by Peg Hambrick
Are you a homeowner? Then you may remember the joy—and anxiety—of buying your first home.
In 1976, Don and I bought our first home. Located in College Heights, that 3-bedroom, 2-bath brick Cape Cod cost $42,600. Based on national statistics, that same home today may cost over $300,000, which mirrors the current median price of a home in State College Borough.
Is that a price out of reach for many first-time homebuyers? In a word, “yes.”
According to the U.S. Department of Housing and Urban Development (HUD), families who pay more than 30 percent of their income for housing are considered cost-burdened. So,what would a household have to earn in order to afford a “median-priced” State College home that doesn’t require more than 30 per cent of income? It’s a difficult question to answer and dependent on individual circumstances. In general, though, today’s first-time homebuyers in State College are in the low-to-moderate income range ($49,440-65,900 for a family of four, according to HUD guidelines) and saddled with college debt, credit card obligations, and auto loans, all of which make qualifying for a mortgage for a $300,000+ home very difficult. And these burdens are on top of food, medical, transportation,child care, and energy costs. In total, these financial obligations preclude first-timers from buying a home in State College.
Here’s where the State College Community Land Trust helps. With our community land trust model, homeowners purchase the home but lease the land in a long-term agreement with the SCCLT.
By taking the cost of the land out of the purchase price (typically one-third of the overall price), SCCLT homes are far more affordable than homes sold on the open market; in turn, a much smaller mortgage is required. Additionally, all applicants receive free budget counseling, helping them understand and manage their finances in the long-term, whether or not they qualify for an SCCLT home.
What is this organization with a very long name? The State College Community Land Trust (SCCLT) is a private, nonprofit, community-based organization whose mission is to create affordable homeownership opportunities for residents of State College. Established by the State College Borough Council in 1996, and one of approximately ten community land trusts in Pennsylvania, the SCCLT has purchased and rehabbed 43homes, built two net-zero energy ready homes, and assisted 67 households in obtaining the dream of homeownership. Thirteen of these homes are in the Highlands neighborhood.
As a community, why should we help first-time homeowners buy a home in State College? Why does home ownership matter?
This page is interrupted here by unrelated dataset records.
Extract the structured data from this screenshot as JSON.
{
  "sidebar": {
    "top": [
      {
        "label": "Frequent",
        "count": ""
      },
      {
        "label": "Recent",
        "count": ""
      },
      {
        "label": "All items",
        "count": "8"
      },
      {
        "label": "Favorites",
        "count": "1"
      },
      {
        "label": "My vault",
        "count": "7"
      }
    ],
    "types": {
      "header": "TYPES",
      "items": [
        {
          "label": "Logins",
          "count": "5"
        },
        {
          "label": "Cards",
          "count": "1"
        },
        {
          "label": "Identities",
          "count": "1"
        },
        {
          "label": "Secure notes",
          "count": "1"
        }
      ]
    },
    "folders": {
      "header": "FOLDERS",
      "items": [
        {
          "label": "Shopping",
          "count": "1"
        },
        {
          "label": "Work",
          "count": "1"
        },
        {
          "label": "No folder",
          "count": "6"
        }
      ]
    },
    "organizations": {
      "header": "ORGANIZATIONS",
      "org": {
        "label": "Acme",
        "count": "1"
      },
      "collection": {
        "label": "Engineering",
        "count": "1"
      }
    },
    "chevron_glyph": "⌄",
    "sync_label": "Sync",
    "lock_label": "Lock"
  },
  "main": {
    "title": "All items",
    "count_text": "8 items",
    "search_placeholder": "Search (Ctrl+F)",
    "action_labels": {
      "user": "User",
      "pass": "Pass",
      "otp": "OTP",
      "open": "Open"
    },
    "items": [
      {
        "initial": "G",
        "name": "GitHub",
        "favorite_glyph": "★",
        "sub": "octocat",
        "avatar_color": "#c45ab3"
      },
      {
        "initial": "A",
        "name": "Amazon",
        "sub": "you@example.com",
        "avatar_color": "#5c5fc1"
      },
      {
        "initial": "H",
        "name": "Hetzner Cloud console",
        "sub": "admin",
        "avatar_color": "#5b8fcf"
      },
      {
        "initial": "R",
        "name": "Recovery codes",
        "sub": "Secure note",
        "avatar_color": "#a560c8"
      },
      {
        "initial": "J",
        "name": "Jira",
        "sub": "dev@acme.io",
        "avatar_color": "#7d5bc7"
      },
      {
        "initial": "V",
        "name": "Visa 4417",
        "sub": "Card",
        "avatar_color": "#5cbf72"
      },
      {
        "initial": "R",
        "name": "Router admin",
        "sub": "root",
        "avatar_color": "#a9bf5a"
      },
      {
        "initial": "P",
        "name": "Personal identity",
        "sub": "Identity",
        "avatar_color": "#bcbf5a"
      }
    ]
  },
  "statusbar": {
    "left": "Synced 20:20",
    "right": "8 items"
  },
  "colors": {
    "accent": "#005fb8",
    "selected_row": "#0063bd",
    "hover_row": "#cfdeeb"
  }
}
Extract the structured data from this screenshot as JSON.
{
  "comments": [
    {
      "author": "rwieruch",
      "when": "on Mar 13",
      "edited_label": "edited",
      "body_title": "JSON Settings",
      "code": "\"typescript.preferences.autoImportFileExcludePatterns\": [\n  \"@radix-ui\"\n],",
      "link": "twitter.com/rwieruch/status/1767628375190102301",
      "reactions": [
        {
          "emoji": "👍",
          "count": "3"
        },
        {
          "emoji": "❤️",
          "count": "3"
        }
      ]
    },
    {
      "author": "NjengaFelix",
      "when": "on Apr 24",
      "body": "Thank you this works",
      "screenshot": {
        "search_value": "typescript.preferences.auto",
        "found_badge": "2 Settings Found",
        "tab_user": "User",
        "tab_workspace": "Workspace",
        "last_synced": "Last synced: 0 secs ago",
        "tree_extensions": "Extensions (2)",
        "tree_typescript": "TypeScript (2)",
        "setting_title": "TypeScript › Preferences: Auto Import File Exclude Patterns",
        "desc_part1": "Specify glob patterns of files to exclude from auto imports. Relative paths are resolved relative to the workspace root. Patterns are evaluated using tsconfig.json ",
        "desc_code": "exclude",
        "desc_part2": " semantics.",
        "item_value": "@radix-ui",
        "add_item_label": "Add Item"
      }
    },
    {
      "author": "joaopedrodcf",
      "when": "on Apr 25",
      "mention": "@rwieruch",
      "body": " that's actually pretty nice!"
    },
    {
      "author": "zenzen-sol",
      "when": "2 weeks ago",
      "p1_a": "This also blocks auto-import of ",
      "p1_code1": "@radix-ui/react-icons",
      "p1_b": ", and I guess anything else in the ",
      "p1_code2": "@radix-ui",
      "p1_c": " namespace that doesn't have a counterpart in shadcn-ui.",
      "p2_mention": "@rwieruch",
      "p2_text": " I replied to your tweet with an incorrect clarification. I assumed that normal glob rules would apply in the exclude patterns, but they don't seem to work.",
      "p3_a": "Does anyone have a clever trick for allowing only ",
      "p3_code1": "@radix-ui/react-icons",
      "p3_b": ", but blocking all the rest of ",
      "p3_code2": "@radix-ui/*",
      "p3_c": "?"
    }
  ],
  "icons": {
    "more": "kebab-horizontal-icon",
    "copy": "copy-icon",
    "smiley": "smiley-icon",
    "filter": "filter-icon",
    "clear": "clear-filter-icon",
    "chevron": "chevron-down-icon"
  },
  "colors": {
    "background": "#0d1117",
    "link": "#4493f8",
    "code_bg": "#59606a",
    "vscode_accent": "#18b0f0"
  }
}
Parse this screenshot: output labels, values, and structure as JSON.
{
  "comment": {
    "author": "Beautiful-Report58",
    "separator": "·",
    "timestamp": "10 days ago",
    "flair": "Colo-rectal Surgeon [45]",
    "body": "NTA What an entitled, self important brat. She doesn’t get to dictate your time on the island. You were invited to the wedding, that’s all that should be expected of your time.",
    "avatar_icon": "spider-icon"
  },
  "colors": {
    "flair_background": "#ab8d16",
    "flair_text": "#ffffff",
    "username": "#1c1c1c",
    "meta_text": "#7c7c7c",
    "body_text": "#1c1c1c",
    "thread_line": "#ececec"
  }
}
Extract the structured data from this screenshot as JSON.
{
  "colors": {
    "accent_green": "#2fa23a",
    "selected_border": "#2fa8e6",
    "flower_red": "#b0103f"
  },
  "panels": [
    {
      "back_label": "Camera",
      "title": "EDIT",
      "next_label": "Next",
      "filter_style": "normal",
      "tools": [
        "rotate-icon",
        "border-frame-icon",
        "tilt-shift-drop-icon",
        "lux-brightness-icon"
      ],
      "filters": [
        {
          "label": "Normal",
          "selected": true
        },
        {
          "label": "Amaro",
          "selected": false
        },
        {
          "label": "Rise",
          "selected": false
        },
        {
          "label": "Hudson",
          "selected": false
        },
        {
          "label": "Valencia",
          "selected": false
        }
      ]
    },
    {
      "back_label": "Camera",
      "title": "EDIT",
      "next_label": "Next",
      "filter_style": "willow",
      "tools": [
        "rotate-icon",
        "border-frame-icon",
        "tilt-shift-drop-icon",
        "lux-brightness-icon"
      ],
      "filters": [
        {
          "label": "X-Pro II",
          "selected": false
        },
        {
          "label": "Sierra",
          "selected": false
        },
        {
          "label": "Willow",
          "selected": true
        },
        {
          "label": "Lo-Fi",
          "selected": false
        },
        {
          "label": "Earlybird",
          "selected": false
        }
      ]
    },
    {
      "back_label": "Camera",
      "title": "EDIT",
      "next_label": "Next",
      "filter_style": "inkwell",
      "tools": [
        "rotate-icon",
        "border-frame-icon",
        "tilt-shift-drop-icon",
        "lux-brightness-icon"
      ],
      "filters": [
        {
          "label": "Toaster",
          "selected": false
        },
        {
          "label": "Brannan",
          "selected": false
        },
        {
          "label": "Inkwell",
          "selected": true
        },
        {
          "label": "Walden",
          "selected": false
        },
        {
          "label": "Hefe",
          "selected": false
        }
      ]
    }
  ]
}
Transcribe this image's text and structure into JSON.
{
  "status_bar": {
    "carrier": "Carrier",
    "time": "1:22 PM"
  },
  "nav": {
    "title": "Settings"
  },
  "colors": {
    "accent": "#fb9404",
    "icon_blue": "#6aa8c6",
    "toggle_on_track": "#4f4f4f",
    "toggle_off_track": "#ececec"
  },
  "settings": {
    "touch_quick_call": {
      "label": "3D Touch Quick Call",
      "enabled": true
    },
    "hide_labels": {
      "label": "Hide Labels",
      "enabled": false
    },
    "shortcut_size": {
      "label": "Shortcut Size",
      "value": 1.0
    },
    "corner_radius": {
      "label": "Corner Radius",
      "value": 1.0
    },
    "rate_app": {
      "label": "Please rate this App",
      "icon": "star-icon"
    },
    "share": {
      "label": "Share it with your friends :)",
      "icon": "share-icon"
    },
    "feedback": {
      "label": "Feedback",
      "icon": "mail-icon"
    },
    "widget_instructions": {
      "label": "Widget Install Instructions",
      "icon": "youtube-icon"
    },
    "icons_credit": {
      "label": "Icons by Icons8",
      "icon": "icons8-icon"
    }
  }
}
According to Freddie Mac, homeownership has a triple bottom line: it provides the owner with financial and emotional stability; it is the underpinning of a stable community(contributing taxes, more volunteerism, increased community health, and lower crime rate); and it is a major driving force in the local and national economy.
But let’s get personal. Thanks to the efforts of the SCCLT and our supportive community, 13 families live in Highlandshomes that are now owner-occupied and will continue to be because of the community land trust model.
A quick survey of Highlands neighbors who have purchased SCCLT homes indicates that they love living in our neighborhood for the same reasons many Highlanders do: proximity to high-caliber schools, work, transportation, services, and recreation. Most notably, one respondent was “car-free,” while others replied that they can get along with one car. One respondent hoped for additional affordable home programs, so that others could afford the benefits of owning a home in the Borough. Most said they would still be renting if not for the opportunity to buy through the SCCLT. Another neighbor emphasized “I love driving around our neighborhood and looking at all of the homes, so much variety in architecture and size and color and style, it’s creatively inspiring.”
SCCLT Neighbors’ Homes in the Highlands
Want to help share the opportunity of home ownership in State College Borough? The SCCLT is always looking for volunteers to serve on its committees, such as our new initiative, Energy+, to improve the energy efficiency of our aging housing stock. Also, the organization is always prospecting to buy homes or land in the Borough, and always looking for interested applicants. Colleen Ritter, Executive Director, may be contacted at (814) 867-0656 or email her at firstname.lastname@example.org. Or talk to one of our Highlands neighbors who serve on the SCCLT Board: Joe Cortazzo, Polly Dunn, Ron Filippelli, Michael Joyce and Susan Venegoni.
Peg Hambrick and her husband Don returned to State College and moved to the Highlands in 2002, after living in the New York City area for 23 years. She has been a volunteer for the State College Community Land Trust since 2003 and is a member of the Hearts in the Highlands editorial board.